## EXERCISE REQUIREMENTS
Your task is to write out every line of the data exactly. Drop the pictures.

+++ SOURCE MATERIAL

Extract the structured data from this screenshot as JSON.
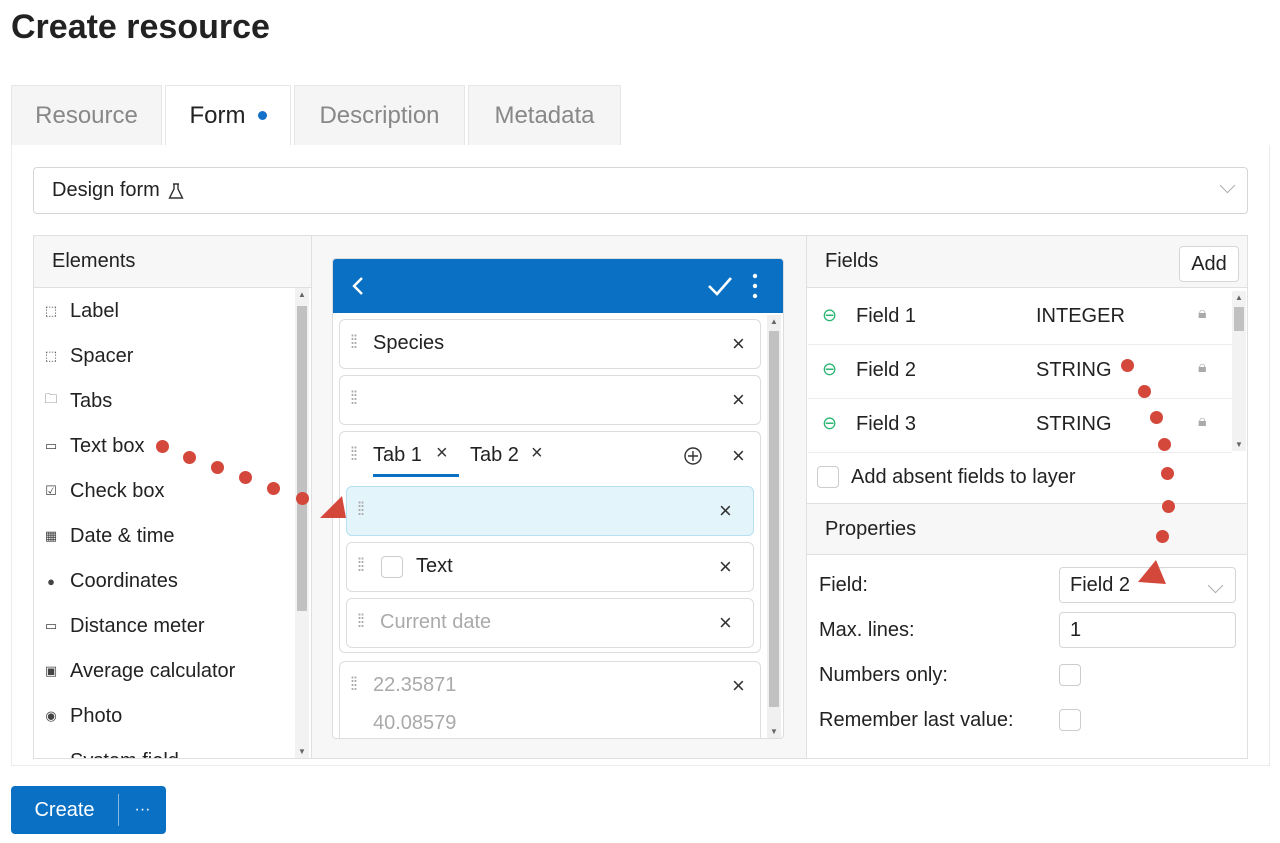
{
  "title": "Create resource",
  "tabs": [
    {
      "label": "Resource"
    },
    {
      "label": "Form"
    },
    {
      "label": "Description"
    },
    {
      "label": "Metadata"
    }
  ],
  "design_select": {
    "label": "Design form",
    "icon": "flask-icon"
  },
  "elements": {
    "header": "Elements",
    "items": [
      {
        "label": "Label",
        "icon": "label-icon"
      },
      {
        "label": "Spacer",
        "icon": "spacer-icon"
      },
      {
        "label": "Tabs",
        "icon": "tabs-icon"
      },
      {
        "label": "Text box",
        "icon": "textbox-icon"
      },
      {
        "label": "Check box",
        "icon": "checkbox-icon"
      },
      {
        "label": "Date & time",
        "icon": "calendar-icon"
      },
      {
        "label": "Coordinates",
        "icon": "location-pin-icon"
      },
      {
        "label": "Distance meter",
        "icon": "ruler-icon"
      },
      {
        "label": "Average calculator",
        "icon": "calculator-icon"
      },
      {
        "label": "Photo",
        "icon": "camera-icon"
      },
      {
        "label": "System field",
        "icon": "system-field-icon"
      }
    ]
  },
  "preview": {
    "species": "Species",
    "tab1": "Tab 1",
    "tab2": "Tab 2",
    "checkbox_text": "Text",
    "date_placeholder": "Current date",
    "coord_lat": "22.35871",
    "coord_lon": "40.08579"
  },
  "fields": {
    "header": "Fields",
    "add_label": "Add",
    "rows": [
      {
        "name": "Field 1",
        "type": "INTEGER"
      },
      {
        "name": "Field 2",
        "type": "STRING"
      },
      {
        "name": "Field 3",
        "type": "STRING"
      }
    ],
    "absent_label": "Add absent fields to layer"
  },
  "properties": {
    "header": "Properties",
    "field_label": "Field",
    "field_value": "Field 2",
    "max_lines_label": "Max. lines",
    "max_lines_value": "1",
    "numbers_only_label": "Numbers only",
    "remember_label": "Remember last value",
    "colon": ":"
  },
  "footer": {
    "create_label": "Create",
    "more_label": "···"
  },
  "colors": {
    "accent": "#0a70c4",
    "annotation": "#d4473b",
    "link_icon": "#2bb673"
  }
}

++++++

## EXERCISE SOLUTION
Extract the structured data from this screenshot as JSON.
{
  "title": "Create resource",
  "tabs": [
    {
      "label": "Resource"
    },
    {
      "label": "Form"
    },
    {
      "label": "Description"
    },
    {
      "label": "Metadata"
    }
  ],
  "design_select": {
    "label": "Design form",
    "icon": "flask-icon"
  },
  "elements": {
    "header": "Elements",
    "items": [
      {
        "label": "Label",
        "icon": "label-icon"
      },
      {
        "label": "Spacer",
        "icon": "spacer-icon"
      },
      {
        "label": "Tabs",
        "icon": "tabs-icon"
      },
      {
        "label": "Text box",
        "icon": "textbox-icon"
      },
      {
        "label": "Check box",
        "icon": "checkbox-icon"
      },
      {
        "label": "Date & time",
        "icon": "calendar-icon"
      },
      {
        "label": "Coordinates",
        "icon": "location-pin-icon"
      },
      {
        "label": "Distance meter",
        "icon": "ruler-icon"
      },
      {
        "label": "Average calculator",
        "icon": "calculator-icon"
      },
      {
        "label": "Photo",
        "icon": "camera-icon"
      },
      {
        "label": "System field",
        "icon": "system-field-icon"
      }
    ]
  },
  "preview": {
    "species": "Species",
    "tab1": "Tab 1",
    "tab2": "Tab 2",
    "checkbox_text": "Text",
    "date_placeholder": "Current date",
    "coord_lat": "22.35871",
    "coord_lon": "40.08579"
  },
  "fields": {
    "header": "Fields",
    "add_label": "Add",
    "rows": [
      {
        "name": "Field 1",
        "type": "INTEGER"
      },
      {
        "name": "Field 2",
        "type": "STRING"
      },
      {
        "name": "Field 3",
        "type": "STRING"
      }
    ],
    "absent_label": "Add absent fields to layer"
  },
  "properties": {
    "header": "Properties",
    "field_label": "Field",
    "field_value": "Field 2",
    "max_lines_label": "Max. lines",
    "max_lines_value": "1",
    "numbers_only_label": "Numbers only",
    "remember_label": "Remember last value",
    "colon": ":"
  },
  "footer": {
    "create_label": "Create",
    "more_label": "···"
  },
  "colors": {
    "accent": "#0a70c4",
    "annotation": "#d4473b",
    "link_icon": "#2bb673"
  }
}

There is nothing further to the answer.